The Court rejected this argument citing the principle of contract construction that specific provisions of a contract control over more general ones even though Sections 7.9(a) and 7.10(b) did not contradict each other. Further, the Court stated that to the extent that there was any ambiguity regarding the presumption that should apply, Delaware law teaches that because of the nature of alternative entities (including limited partnerships) and their broad contractual freedoms, coupled with Morris’s limited bargaining power, as a limited partner, and the fact that Morris’s only protections flowed from the text of the Partnership Agreement, ambiguities should be resolved in favor of Morris.

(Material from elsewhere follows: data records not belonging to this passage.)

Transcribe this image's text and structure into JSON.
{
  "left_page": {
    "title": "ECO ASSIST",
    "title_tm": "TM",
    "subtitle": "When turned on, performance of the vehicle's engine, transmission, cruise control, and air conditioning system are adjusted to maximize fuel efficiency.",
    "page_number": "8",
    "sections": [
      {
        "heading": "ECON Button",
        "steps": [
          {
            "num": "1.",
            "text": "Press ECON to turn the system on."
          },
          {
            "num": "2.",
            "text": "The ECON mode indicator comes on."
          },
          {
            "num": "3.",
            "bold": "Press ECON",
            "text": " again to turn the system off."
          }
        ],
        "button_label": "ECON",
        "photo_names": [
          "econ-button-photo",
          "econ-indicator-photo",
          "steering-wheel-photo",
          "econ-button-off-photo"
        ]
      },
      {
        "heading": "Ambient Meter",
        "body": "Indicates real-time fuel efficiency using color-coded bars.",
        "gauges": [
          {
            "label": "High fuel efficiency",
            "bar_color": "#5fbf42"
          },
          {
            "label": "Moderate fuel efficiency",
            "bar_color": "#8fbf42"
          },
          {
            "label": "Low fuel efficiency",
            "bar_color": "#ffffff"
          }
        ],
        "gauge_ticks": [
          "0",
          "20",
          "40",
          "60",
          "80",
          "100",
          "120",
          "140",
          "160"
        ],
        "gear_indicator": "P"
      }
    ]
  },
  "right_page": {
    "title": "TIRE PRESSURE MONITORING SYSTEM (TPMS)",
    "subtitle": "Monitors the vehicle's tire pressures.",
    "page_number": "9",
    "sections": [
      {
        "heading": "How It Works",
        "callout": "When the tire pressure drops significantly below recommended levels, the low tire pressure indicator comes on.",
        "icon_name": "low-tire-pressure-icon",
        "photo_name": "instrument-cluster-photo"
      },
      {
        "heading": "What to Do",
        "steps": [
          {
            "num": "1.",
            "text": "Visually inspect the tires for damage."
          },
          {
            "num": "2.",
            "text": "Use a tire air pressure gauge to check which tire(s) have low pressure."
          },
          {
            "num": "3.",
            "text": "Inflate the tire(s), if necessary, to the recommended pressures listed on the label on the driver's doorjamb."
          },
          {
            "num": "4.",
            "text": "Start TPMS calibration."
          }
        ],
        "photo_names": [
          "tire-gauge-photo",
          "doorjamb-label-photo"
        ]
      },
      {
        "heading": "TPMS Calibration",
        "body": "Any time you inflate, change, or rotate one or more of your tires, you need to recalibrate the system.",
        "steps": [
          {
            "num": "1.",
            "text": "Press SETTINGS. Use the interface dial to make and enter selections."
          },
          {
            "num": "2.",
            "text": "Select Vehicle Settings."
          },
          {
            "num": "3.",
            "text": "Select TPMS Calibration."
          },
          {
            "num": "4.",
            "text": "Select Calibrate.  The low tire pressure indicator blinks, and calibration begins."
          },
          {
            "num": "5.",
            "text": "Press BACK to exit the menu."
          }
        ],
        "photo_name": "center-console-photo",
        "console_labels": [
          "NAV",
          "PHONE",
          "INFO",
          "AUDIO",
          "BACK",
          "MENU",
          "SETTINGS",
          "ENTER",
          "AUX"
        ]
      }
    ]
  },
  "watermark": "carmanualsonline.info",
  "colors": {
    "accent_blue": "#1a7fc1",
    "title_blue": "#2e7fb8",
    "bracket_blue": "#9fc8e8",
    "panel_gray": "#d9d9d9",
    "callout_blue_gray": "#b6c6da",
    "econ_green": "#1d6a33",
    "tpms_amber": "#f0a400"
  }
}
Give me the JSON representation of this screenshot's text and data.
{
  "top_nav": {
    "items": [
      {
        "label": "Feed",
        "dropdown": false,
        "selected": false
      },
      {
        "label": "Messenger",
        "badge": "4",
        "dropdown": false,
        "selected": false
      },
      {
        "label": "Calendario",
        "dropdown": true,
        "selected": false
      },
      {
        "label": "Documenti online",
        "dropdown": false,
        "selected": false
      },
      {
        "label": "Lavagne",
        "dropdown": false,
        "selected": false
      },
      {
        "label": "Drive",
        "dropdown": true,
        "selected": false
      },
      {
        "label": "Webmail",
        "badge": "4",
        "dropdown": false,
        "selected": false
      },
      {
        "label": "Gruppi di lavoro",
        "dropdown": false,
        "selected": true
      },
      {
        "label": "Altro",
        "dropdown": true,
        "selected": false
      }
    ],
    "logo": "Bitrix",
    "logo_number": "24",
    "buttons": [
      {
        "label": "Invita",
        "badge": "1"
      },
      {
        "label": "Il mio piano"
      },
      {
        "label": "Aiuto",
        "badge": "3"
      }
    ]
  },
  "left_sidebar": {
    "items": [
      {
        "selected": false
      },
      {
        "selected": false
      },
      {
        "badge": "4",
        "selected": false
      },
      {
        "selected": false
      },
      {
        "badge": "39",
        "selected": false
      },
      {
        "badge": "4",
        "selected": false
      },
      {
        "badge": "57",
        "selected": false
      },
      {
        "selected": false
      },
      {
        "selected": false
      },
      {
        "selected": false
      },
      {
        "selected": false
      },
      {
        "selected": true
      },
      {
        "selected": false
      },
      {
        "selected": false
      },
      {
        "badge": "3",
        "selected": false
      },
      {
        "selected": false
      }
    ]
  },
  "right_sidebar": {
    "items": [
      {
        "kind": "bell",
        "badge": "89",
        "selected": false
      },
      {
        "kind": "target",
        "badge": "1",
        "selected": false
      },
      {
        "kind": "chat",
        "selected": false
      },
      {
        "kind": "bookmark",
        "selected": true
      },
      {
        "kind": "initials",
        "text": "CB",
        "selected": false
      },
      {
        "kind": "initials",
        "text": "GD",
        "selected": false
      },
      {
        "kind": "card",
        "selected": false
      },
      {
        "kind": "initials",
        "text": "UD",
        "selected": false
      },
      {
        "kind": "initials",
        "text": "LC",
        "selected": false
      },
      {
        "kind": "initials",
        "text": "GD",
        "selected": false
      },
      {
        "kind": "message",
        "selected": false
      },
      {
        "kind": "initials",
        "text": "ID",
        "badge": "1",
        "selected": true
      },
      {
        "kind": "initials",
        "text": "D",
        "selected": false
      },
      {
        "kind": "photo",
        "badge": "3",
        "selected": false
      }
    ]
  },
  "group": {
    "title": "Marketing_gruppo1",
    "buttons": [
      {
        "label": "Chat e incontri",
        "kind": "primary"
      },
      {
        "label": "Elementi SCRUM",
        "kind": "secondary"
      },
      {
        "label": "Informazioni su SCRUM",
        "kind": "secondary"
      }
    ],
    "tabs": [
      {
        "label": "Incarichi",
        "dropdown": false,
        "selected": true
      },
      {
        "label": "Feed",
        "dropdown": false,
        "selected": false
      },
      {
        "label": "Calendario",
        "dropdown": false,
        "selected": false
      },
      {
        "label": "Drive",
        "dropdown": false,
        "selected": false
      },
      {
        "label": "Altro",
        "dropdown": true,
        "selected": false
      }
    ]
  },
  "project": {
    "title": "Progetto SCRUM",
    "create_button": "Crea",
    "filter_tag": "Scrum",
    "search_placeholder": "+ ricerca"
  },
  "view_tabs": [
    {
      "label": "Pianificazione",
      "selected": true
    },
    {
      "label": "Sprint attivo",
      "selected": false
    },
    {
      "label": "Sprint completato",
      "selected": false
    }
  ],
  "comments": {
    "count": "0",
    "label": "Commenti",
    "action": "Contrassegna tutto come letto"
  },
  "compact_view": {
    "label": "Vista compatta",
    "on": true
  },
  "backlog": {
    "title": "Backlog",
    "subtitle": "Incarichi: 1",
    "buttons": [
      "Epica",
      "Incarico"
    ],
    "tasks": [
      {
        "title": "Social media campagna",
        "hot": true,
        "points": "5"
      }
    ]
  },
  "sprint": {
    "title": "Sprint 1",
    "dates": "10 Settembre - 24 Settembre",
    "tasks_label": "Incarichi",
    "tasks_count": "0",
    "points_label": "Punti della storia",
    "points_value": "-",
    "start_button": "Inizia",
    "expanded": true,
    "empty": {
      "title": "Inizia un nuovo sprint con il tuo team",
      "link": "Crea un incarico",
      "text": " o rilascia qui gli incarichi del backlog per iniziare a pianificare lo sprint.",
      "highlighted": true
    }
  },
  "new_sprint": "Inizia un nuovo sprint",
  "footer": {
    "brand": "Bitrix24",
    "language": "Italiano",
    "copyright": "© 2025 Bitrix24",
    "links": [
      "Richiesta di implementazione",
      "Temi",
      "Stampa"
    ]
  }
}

The Court then held that Morris’s complaint gave rise to a pleading stage inference of subjective bad faith. The allegation that the Transaction was approved in the face of a half-a-billion dollar (and one-third) gulf in value created a reasonable inference that the General Partner’s approval of the Transaction was in bad faith.
The court then dismissed Morris’s claim that the General Partner breached the implied contractual covenant of good faith and fair dealing. The covenant exists in every contract, cannot be disclaimed, and applies as a gap-filler for situations that parties had not considered or expressly addressed in the contract. The Court held that because the Transaction was subject to review under the rebuttable presumption of good faith, there was no gap to fill in the Partnership Agreement and, thus, no claim upon which relief could be granted.
Lastly, the Court dismissed Morris’s tortious interference claim. Morris alleged that SE Corp tortiously interfered with the Partnership Agreement by, among other things, structuring the Transaction, which it knew was not in the best interests of the Partnership and, therefore, would cause the General Partner to breach its good faith obligation under the Partnership Agreement. The Court, however, rejected this claim. According to the Court, SE Corp’s offer to purchase the Interest did not, in and of itself, imply an intention to cause a breach of the Partnership Agreement nor was it a significant cause of the breach. The Court held that Morris failed to allege that SE Corp intruded on the Conflicts Committee or the General Partner in a way that caused or facilitated bad-faith capitulation to SE Corp’s offer to purchase the Interest.